Dataset entries —
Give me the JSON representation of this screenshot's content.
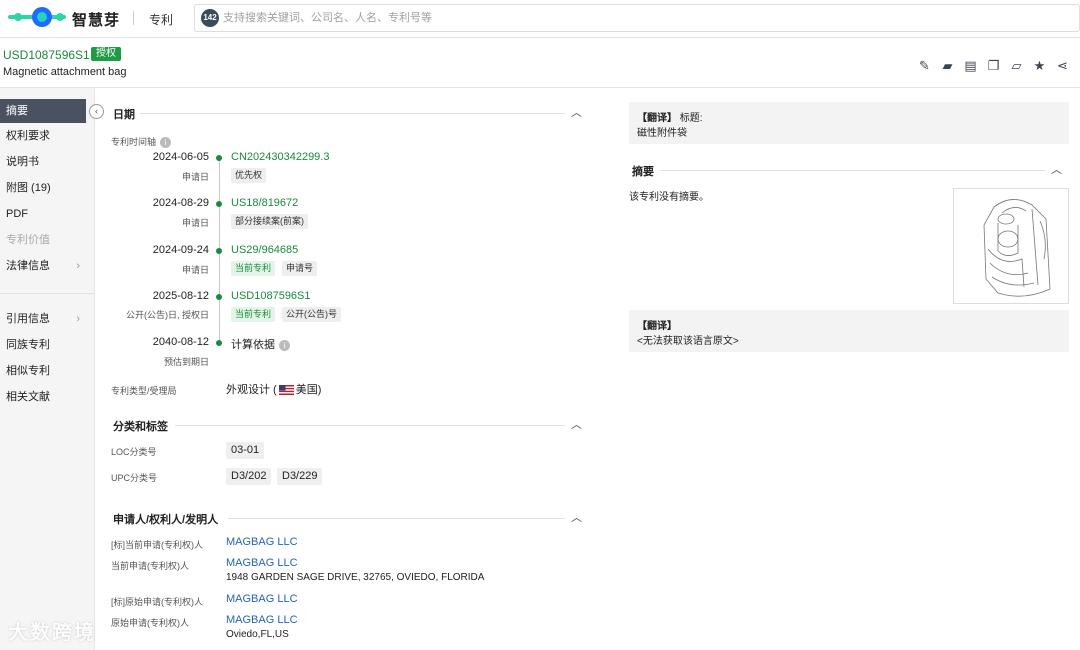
{
  "brand": {
    "name": "智慧芽",
    "product": "专利"
  },
  "search": {
    "count": "142",
    "placeholder": "支持搜索关键词、公司名、人名、专利号等"
  },
  "patent": {
    "number": "USD1087596S1",
    "status": "授权",
    "title_en": "Magnetic attachment bag"
  },
  "toolbar_icons": [
    "edit-doc-icon",
    "folder-icon",
    "pdf-icon",
    "copy-icon",
    "share-folder-icon",
    "star-icon",
    "share-icon"
  ],
  "sidebar": {
    "items": [
      {
        "label": "摘要",
        "active": true
      },
      {
        "label": "权利要求"
      },
      {
        "label": "说明书"
      },
      {
        "label": "附图 (19)"
      },
      {
        "label": "PDF"
      },
      {
        "label": "专利价值",
        "disabled": true
      },
      {
        "label": "法律信息",
        "chevron": true
      },
      {
        "label": "引用信息",
        "chevron": true
      },
      {
        "label": "同族专利"
      },
      {
        "label": "相似专利"
      },
      {
        "label": "相关文献"
      }
    ]
  },
  "dates": {
    "section_title": "日期",
    "timeline_label": "专利时间轴",
    "events": [
      {
        "date": "2024-06-05",
        "sub": "申请日",
        "number": "CN202430342299.3",
        "tags": [
          "优先权"
        ]
      },
      {
        "date": "2024-08-29",
        "sub": "申请日",
        "number": "US18/819672",
        "tags": [
          "部分接续案(前案)"
        ]
      },
      {
        "date": "2024-09-24",
        "sub": "申请日",
        "number": "US29/964685",
        "tags": [
          "当前专利",
          "申请号"
        ]
      },
      {
        "date": "2025-08-12",
        "sub": "公开(公告)日, 授权日",
        "number": "USD1087596S1",
        "tags": [
          "当前专利",
          "公开(公告)号"
        ]
      },
      {
        "date": "2040-08-12",
        "sub": "预估到期日",
        "number": "计算依据",
        "tags": []
      }
    ],
    "type_label": "专利类型/受理局",
    "type_value": "外观设计 (",
    "country": "美国)"
  },
  "classification": {
    "section_title": "分类和标签",
    "loc_label": "LOC分类号",
    "loc_values": [
      "03-01"
    ],
    "upc_label": "UPC分类号",
    "upc_values": [
      "D3/202",
      "D3/229"
    ]
  },
  "parties": {
    "section_title": "申请人/权利人/发明人",
    "rows": [
      {
        "label": "[标]当前申请(专利权)人",
        "name": "MAGBAG LLC",
        "address": ""
      },
      {
        "label": "当前申请(专利权)人",
        "name": "MAGBAG LLC",
        "address": "1948 GARDEN SAGE DRIVE, 32765, OVIEDO, FLORIDA"
      },
      {
        "label": "[标]原始申请(专利权)人",
        "name": "MAGBAG LLC",
        "address": ""
      },
      {
        "label": "原始申请(专利权)人",
        "name": "MAGBAG LLC",
        "address": "Oviedo,FL,US"
      }
    ]
  },
  "right_panel": {
    "translate_tag": "【翻译】",
    "title_label": "标题:",
    "title_cn": "磁性附件袋",
    "abstract_title": "摘要",
    "abstract_text": "该专利没有摘要。",
    "translate_tag2": "【翻译】",
    "translate_msg": "<无法获取该语言原文>"
  },
  "watermark": "大数跨境",
  "colors": {
    "accent_green": "#1a8a3c",
    "link_blue": "#2563b8",
    "active_nav": "#4a5260"
  }
}
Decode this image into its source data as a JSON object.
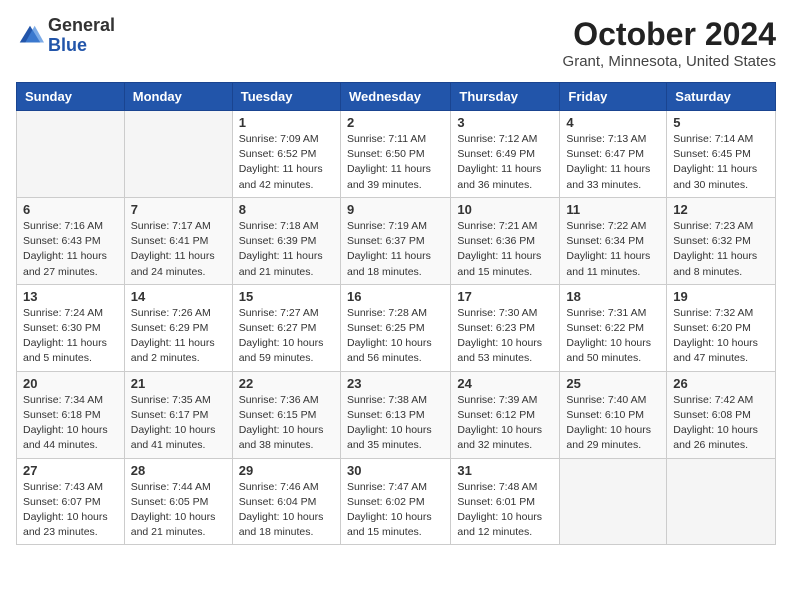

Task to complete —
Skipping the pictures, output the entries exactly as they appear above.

Exercise output —
Give me the JSON representation of this screenshot's content.
{
  "brand": {
    "name": "智慧芽",
    "product": "专利"
  },
  "search": {
    "count": "142",
    "placeholder": "支持搜索关键词、公司名、人名、专利号等"
  },
  "patent": {
    "number": "USD1087596S1",
    "status": "授权",
    "title_en": "Magnetic attachment bag"
  },
  "toolbar_icons": [
    "edit-doc-icon",
    "folder-icon",
    "pdf-icon",
    "copy-icon",
    "share-folder-icon",
    "star-icon",
    "share-icon"
  ],
  "sidebar": {
    "items": [
      {
        "label": "摘要",
        "active": true
      },
      {
        "label": "权利要求"
      },
      {
        "label": "说明书"
      },
      {
        "label": "附图 (19)"
      },
      {
        "label": "PDF"
      },
      {
        "label": "专利价值",
        "disabled": true
      },
      {
        "label": "法律信息",
        "chevron": true
      },
      {
        "label": "引用信息",
        "chevron": true
      },
      {
        "label": "同族专利"
      },
      {
        "label": "相似专利"
      },
      {
        "label": "相关文献"
      }
    ]
  },
  "dates": {
    "section_title": "日期",
    "timeline_label": "专利时间轴",
    "events": [
      {
        "date": "2024-06-05",
        "sub": "申请日",
        "number": "CN202430342299.3",
        "tags": [
          "优先权"
        ]
      },
      {
        "date": "2024-08-29",
        "sub": "申请日",
        "number": "US18/819672",
        "tags": [
          "部分接续案(前案)"
        ]
      },
      {
        "date": "2024-09-24",
        "sub": "申请日",
        "number": "US29/964685",
        "tags": [
          "当前专利",
          "申请号"
        ]
      },
      {
        "date": "2025-08-12",
        "sub": "公开(公告)日, 授权日",
        "number": "USD1087596S1",
        "tags": [
          "当前专利",
          "公开(公告)号"
        ]
      },
      {
        "date": "2040-08-12",
        "sub": "预估到期日",
        "number": "计算依据",
        "tags": []
      }
    ],
    "type_label": "专利类型/受理局",
    "type_value": "外观设计 (",
    "country": "美国)"
  },
  "classification": {
    "section_title": "分类和标签",
    "loc_label": "LOC分类号",
    "loc_values": [
      "03-01"
    ],
    "upc_label": "UPC分类号",
    "upc_values": [
      "D3/202",
      "D3/229"
    ]
  },
  "parties": {
    "section_title": "申请人/权利人/发明人",
    "rows": [
      {
        "label": "[标]当前申请(专利权)人",
        "name": "MAGBAG LLC",
        "address": ""
      },
      {
        "label": "当前申请(专利权)人",
        "name": "MAGBAG LLC",
        "address": "1948 GARDEN SAGE DRIVE, 32765, OVIEDO, FLORIDA"
      },
      {
        "label": "[标]原始申请(专利权)人",
        "name": "MAGBAG LLC",
        "address": ""
      },
      {
        "label": "原始申请(专利权)人",
        "name": "MAGBAG LLC",
        "address": "Oviedo,FL,US"
      }
    ]
  },
  "right_panel": {
    "translate_tag": "【翻译】",
    "title_label": "标题:",
    "title_cn": "磁性附件袋",
    "abstract_title": "摘要",
    "abstract_text": "该专利没有摘要。",
    "translate_tag2": "【翻译】",
    "translate_msg": "<无法获取该语言原文>"
  },
  "watermark": "大数跨境",
  "colors": {
    "accent_green": "#1a8a3c",
    "link_blue": "#2563b8",
    "active_nav": "#4a5260"
  }
}
Decode this image into its source data as a JSON object.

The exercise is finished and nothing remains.